KitLily wrote:
I don't think suppressing emotions is healthy. British people tend to get extremely drunk, so much so they can't stand up. I reckon it's due to suppressing everything and having to let it all out while drunk.

Europeans don't do this, they seem to drink in moderation. Well, French, Spanish and Italians anyway.[;quote]
The Japanese, too, suppress everything and then get drunk. There are also cultural reasons, but the suppressed emotions are part of it.

Quote:
I also think it's dangerous that men are only allowed to show anger as an emotion. This leads to a lot of very angry men who probably feel another emotion but aren't allowed to show it.

I assume British men can show happiness, disappointment, etc., but generally don't cry or display other emotions that would be seen as weak. Is that correct?
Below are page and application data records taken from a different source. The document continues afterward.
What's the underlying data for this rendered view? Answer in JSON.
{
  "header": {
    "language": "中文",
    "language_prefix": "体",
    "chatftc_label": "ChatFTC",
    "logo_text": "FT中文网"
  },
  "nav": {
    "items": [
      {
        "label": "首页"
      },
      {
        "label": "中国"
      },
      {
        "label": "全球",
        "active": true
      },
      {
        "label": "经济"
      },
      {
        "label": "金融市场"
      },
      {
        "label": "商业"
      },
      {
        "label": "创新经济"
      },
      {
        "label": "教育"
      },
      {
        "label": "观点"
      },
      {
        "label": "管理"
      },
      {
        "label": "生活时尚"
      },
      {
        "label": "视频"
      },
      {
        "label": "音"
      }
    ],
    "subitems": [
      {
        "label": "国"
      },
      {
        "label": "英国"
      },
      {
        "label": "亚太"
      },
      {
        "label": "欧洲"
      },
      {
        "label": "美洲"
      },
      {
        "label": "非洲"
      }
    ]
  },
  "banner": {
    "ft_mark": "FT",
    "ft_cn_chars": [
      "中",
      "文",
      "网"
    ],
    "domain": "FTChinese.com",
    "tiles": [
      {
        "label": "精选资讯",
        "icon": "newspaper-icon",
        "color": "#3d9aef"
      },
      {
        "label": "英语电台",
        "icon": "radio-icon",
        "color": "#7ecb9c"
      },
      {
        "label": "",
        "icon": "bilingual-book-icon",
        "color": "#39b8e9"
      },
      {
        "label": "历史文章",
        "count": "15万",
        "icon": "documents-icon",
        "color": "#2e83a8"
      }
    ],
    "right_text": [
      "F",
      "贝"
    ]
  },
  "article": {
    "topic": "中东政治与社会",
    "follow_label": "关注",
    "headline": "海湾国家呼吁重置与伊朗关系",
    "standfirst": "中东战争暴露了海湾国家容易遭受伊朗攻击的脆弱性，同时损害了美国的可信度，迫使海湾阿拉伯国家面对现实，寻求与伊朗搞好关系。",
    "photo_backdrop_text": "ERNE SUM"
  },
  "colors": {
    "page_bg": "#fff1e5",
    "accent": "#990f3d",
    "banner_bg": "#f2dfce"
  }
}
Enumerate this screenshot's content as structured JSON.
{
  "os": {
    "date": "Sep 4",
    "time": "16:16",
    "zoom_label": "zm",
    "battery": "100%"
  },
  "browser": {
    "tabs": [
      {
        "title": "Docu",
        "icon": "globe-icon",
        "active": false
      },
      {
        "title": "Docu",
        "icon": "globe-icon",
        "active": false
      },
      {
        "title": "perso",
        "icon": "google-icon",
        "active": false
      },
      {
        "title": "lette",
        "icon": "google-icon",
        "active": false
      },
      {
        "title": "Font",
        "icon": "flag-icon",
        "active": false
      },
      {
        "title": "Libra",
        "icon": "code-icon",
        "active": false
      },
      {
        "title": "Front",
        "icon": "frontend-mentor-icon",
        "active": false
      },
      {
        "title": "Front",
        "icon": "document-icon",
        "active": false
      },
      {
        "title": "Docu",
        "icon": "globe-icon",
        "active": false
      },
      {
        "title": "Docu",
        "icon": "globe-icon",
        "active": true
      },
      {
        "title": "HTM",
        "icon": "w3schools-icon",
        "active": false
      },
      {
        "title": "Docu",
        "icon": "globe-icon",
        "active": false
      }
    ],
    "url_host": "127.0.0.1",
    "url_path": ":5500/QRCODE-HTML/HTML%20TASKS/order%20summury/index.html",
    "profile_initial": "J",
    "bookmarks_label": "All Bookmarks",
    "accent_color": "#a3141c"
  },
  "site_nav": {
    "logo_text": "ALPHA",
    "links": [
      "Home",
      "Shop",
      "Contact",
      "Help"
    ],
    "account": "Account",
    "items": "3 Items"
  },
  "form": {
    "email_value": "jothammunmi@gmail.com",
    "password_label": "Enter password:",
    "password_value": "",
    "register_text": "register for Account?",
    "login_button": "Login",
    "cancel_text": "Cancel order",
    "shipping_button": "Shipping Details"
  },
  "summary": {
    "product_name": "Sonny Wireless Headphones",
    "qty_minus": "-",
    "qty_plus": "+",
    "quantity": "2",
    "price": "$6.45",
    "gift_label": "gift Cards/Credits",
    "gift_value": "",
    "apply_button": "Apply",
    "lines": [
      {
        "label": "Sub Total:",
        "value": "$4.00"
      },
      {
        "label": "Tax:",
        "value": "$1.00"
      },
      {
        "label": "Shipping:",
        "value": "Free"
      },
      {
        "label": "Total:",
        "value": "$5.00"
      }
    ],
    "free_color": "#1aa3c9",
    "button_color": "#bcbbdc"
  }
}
I agree that the cultural discouragement from showing weak emotions is bad for men's emotional health.

If you were dating or married to a man who cried as much as women do, would you be okay with it?